Its beginning was in 1879 when pioneer John C. Bohanon, who owned a lot of property in the area, donated the land on which to build the church. All the material and labor was provided by the members, who previously had been holding services in log cabins, school houses, barns and granaries. The presiding elder, Dr. James F. Chaffee, named it North Church. The total cost was $2,500 and it was dedicated on November 30, 1879. At first it shared a pastor with other churches in the area, until 1885, when it got its first resident pastor, Rev. H.J. Van Fossen.
The second pastor, Robert Atchison, who arrived in 1888, was known for being the man who was influential in getting the area named Camden Place (after his hometown of Camden, N.J.). In 1893, when pastor #4, Harry W. Knowles was presiding, the parsonage burned to the ground. It was due to the fact that the horse-drawn pumper had to come from miles away in below zero weather.
Ever changing, a new church, which incorporated the first two-room building, was built in 1910. It had a greatly enlarged sanctuary and Sunday school rooms in the basement. Then, in 1924, a brick education wing was added on the south end and used as a Sunday school building. A parsonage was built.
In 1964, a new church structure was completed after three years of planning and fundraising when Charles B. Purdham was pastor. It was completed and dedicated on Palm Sunday of ’64. Again, the parsonage had to be torn down in favor of the need for off-street parking.
Thirty years later a new addition with an elevator, which goes to the basement, was added and some building remodeling was done. This included a large kitchen, choir room and a very large all-purpose room for big events.
You can see how many changes there were. I knew the church when it was the “old church.” That was back in 1926 when I was enrolled in the Cradle Roll Department of the Sunday school. Leila Green was superintendent and Frank W. Harron was pastor. I later wondered, how do babies attend the Cradle Roll Sunday School ? Do they just put them all in one cradle or let them crawl around on the floor? Do they sing hymns to them? When advanced to the Beginner’s Dept. in 1931, I remembered the superintendent Martha Wolertz and how she could play a real mean piano in beckoning the troops to the beginning of class. Rev. Stodghill was pastor then.

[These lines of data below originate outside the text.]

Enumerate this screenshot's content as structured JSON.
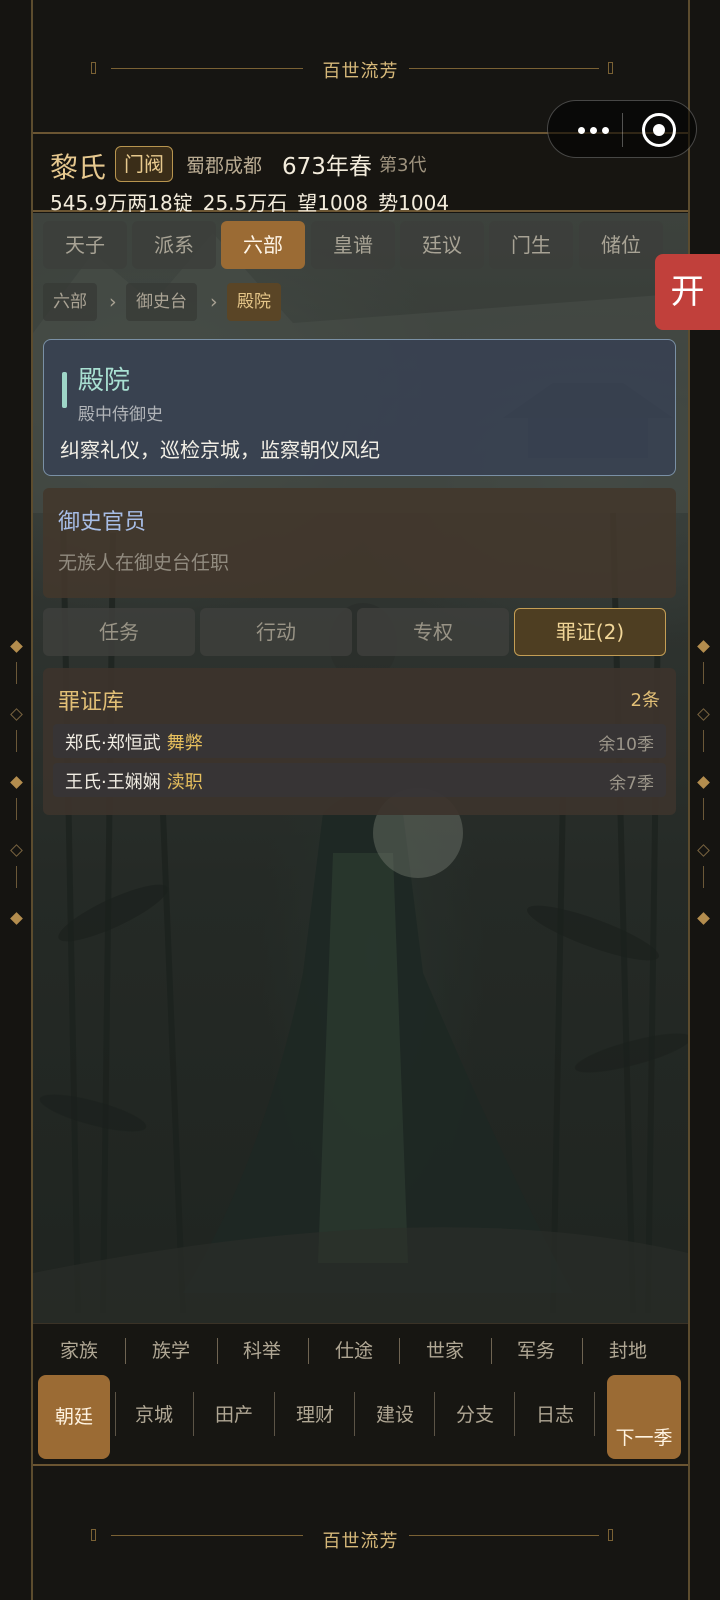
{
  "banner": {
    "title": "百世流芳"
  },
  "footer_banner": {
    "title": "百世流芳"
  },
  "header": {
    "family_name": "黎氏",
    "rank": "门阀",
    "place": "蜀郡成都",
    "year": "673年春",
    "generation": "第3代",
    "stats": [
      "545.9万两",
      "18锭",
      "25.5万石",
      "望1008",
      "势1004"
    ]
  },
  "top_tabs": [
    {
      "label": "天子",
      "active": false
    },
    {
      "label": "派系",
      "active": false
    },
    {
      "label": "六部",
      "active": true
    },
    {
      "label": "皇谱",
      "active": false
    },
    {
      "label": "廷议",
      "active": false
    },
    {
      "label": "门生",
      "active": false
    },
    {
      "label": "储位",
      "active": false
    }
  ],
  "breadcrumb": [
    "六部",
    "御史台",
    "殿院"
  ],
  "department": {
    "name": "殿院",
    "official_title": "殿中侍御史",
    "description": "纠察礼仪，巡检京城，监察朝仪风纪"
  },
  "officials": {
    "heading": "御史官员",
    "empty_text": "无族人在御史台任职"
  },
  "sub_tabs": [
    {
      "label": "任务",
      "active": false
    },
    {
      "label": "行动",
      "active": false
    },
    {
      "label": "专权",
      "active": false
    },
    {
      "label": "罪证(2)",
      "active": true
    }
  ],
  "evidence": {
    "heading": "罪证库",
    "count": "2条",
    "items": [
      {
        "person": "郑氏·郑恒武",
        "crime": "舞弊",
        "remaining": "余10季"
      },
      {
        "person": "王氏·王娴娴",
        "crime": "渎职",
        "remaining": "余7季"
      }
    ]
  },
  "nav_row1": [
    "家族",
    "族学",
    "科举",
    "仕途",
    "世家",
    "军务",
    "封地"
  ],
  "nav_row2": [
    "朝廷",
    "京城",
    "田产",
    "理财",
    "建设",
    "分支",
    "日志"
  ],
  "nav_active": "朝廷",
  "next_button": "下一季",
  "float_button": "开",
  "icons": {
    "capsule_menu": "more-dots-icon",
    "capsule_close": "target-circle-icon",
    "breadcrumb_sep": "chevron-right-icon"
  },
  "colors": {
    "accent": "#9b6b34",
    "gold_text": "#e1bf76",
    "float_red": "#c1403b",
    "dept_title": "#a9e0d2"
  }
}
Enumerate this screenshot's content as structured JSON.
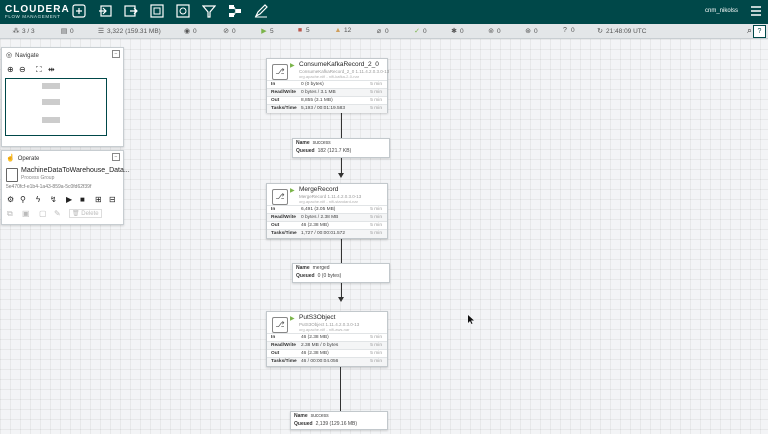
{
  "header": {
    "logo": "CLOUDERA",
    "logo_sub": "FLOW MANAGEMENT",
    "user": "cnm_nikolss",
    "toolbar_icons": [
      "processor-icon",
      "input-port-icon",
      "output-port-icon",
      "process-group-icon",
      "remote-process-group-icon",
      "funnel-icon",
      "template-icon",
      "label-icon"
    ]
  },
  "status": {
    "clusters": "3 / 3",
    "threads": "0",
    "queued": "3,322 (159.31 MB)",
    "transmitting": "0",
    "not_transmitting": "0",
    "running": "5",
    "stopped": "5",
    "invalid": "12",
    "disabled": "0",
    "up_to_date": "0",
    "locally_modified": "0",
    "stale": "0",
    "modified_stale": "0",
    "sync_failure": "0",
    "refresh_time": "21:48:09 UTC"
  },
  "navigate": {
    "title": "Navigate"
  },
  "operate": {
    "title": "Operate",
    "name": "MachineDataToWarehouse_Data...",
    "type": "Process Group",
    "id": "5e470fcf-e1b4-1a43-859a-5c0fd62f39f",
    "delete_label": "Delete"
  },
  "processors": [
    {
      "name": "ConsumeKafkaRecord_2_0",
      "type": "ConsumeKafkaRecord_2_0 1.11.4.2.0.3.0-13",
      "bundle": "org.apache.nifi - nifi-kafka-2-0-nar",
      "in": "0 (0 bytes)",
      "rw": "0 bytes / 3.1 MB",
      "out": "8,855 (3.1 MB)",
      "tasks": "5,193 / 00:01:19.583",
      "five": "5 min"
    },
    {
      "name": "MergeRecord",
      "type": "MergeRecord 1.11.4.2.0.3.0-13",
      "bundle": "org.apache.nifi - nifi-standard-nar",
      "in": "6,491 (3.05 MB)",
      "rw": "0 bytes / 2.38 MB",
      "out": "46 (2.38 MB)",
      "tasks": "1,727 / 00:00:01.572",
      "five": "5 min"
    },
    {
      "name": "PutS3Object",
      "type": "PutS3Object 1.11.4.2.0.3.0-13",
      "bundle": "org.apache.nifi - nifi-aws-nar",
      "in": "46 (2.38 MB)",
      "rw": "2.38 MB / 0 bytes",
      "out": "46 (2.38 MB)",
      "tasks": "46 / 00:00:04.056",
      "five": "5 min"
    }
  ],
  "row_labels": {
    "in": "In",
    "rw": "Read/Write",
    "out": "Out",
    "tasks": "Tasks/Time"
  },
  "connections": [
    {
      "name_label": "Name",
      "name": "success",
      "queued_label": "Queued",
      "queued": "182 (121.7 KB)"
    },
    {
      "name_label": "Name",
      "name": "merged",
      "queued_label": "Queued",
      "queued": "0 (0 bytes)"
    },
    {
      "name_label": "Name",
      "name": "success",
      "queued_label": "Queued",
      "queued": "2,139 (129.16 MB)"
    }
  ],
  "colors": {
    "header": "#004849",
    "running": "#7bb44a",
    "stopped": "#ba554a",
    "invalid": "#cf9f5d"
  }
}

My best memory of the church was the beautiful pipe organ in the sanctuary. Its burnished gold